(Website and app data records)
■ ■ ■ ■ ■ ■ ■

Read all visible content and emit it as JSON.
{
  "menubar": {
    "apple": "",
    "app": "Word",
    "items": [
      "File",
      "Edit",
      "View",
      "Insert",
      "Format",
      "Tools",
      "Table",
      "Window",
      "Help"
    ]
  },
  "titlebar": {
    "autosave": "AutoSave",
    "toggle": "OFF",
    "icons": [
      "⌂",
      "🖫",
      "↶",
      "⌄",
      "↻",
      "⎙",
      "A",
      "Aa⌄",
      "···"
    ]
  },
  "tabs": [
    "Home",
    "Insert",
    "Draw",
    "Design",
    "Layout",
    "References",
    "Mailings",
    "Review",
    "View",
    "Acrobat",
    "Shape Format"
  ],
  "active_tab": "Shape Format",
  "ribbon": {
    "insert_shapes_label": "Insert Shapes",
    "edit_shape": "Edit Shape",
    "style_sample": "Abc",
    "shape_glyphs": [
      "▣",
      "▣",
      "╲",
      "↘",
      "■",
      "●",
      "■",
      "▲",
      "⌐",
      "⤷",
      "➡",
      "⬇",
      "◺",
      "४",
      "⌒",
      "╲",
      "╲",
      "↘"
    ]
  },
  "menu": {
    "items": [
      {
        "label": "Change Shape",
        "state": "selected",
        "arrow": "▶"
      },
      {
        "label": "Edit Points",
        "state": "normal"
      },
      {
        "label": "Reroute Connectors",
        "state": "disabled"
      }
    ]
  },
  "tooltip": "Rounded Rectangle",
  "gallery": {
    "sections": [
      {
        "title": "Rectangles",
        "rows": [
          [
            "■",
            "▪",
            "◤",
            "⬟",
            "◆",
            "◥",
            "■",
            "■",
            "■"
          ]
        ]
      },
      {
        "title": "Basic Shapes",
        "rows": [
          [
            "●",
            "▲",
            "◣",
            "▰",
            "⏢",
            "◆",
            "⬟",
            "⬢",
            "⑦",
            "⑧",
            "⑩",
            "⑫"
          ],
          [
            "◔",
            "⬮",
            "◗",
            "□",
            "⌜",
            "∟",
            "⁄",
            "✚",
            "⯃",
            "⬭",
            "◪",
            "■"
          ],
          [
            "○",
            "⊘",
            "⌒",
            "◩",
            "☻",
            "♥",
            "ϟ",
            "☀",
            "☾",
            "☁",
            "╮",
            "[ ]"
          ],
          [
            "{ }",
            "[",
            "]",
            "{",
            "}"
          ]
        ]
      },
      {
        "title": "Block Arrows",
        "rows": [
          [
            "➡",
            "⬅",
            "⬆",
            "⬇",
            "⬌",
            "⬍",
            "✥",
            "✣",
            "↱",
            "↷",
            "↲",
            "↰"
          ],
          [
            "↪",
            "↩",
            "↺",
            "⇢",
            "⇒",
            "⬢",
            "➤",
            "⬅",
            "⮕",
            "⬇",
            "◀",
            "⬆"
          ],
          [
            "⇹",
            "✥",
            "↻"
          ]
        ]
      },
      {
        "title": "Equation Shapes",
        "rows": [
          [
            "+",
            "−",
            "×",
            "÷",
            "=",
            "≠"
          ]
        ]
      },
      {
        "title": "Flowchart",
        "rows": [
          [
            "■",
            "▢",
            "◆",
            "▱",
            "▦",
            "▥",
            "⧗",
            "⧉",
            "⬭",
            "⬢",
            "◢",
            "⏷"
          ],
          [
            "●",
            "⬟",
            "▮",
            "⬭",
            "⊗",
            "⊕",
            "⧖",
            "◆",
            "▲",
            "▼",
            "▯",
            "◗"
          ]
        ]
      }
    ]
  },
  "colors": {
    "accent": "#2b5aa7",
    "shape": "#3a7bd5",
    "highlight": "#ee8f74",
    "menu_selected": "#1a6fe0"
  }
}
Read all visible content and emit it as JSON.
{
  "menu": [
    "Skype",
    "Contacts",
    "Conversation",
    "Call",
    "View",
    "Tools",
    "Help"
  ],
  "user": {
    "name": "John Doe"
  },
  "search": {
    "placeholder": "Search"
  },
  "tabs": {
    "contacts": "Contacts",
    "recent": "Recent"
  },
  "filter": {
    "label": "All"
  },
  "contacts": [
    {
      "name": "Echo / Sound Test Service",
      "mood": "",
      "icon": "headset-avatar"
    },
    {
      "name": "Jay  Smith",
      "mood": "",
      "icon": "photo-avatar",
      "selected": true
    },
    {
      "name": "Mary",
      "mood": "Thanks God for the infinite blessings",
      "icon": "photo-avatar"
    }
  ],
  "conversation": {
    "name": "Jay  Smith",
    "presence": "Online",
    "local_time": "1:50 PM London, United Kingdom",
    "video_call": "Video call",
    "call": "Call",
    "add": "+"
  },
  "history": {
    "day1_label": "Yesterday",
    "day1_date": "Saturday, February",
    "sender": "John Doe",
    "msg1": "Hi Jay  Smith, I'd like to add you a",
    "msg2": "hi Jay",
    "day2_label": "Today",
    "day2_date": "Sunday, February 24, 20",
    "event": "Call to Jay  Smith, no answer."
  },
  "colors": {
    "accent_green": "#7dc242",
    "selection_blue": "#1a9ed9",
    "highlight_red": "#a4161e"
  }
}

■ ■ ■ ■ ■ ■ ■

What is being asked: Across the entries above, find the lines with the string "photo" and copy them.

Written response:
      "icon": "photo-avatar",
      "icon": "photo-avatar"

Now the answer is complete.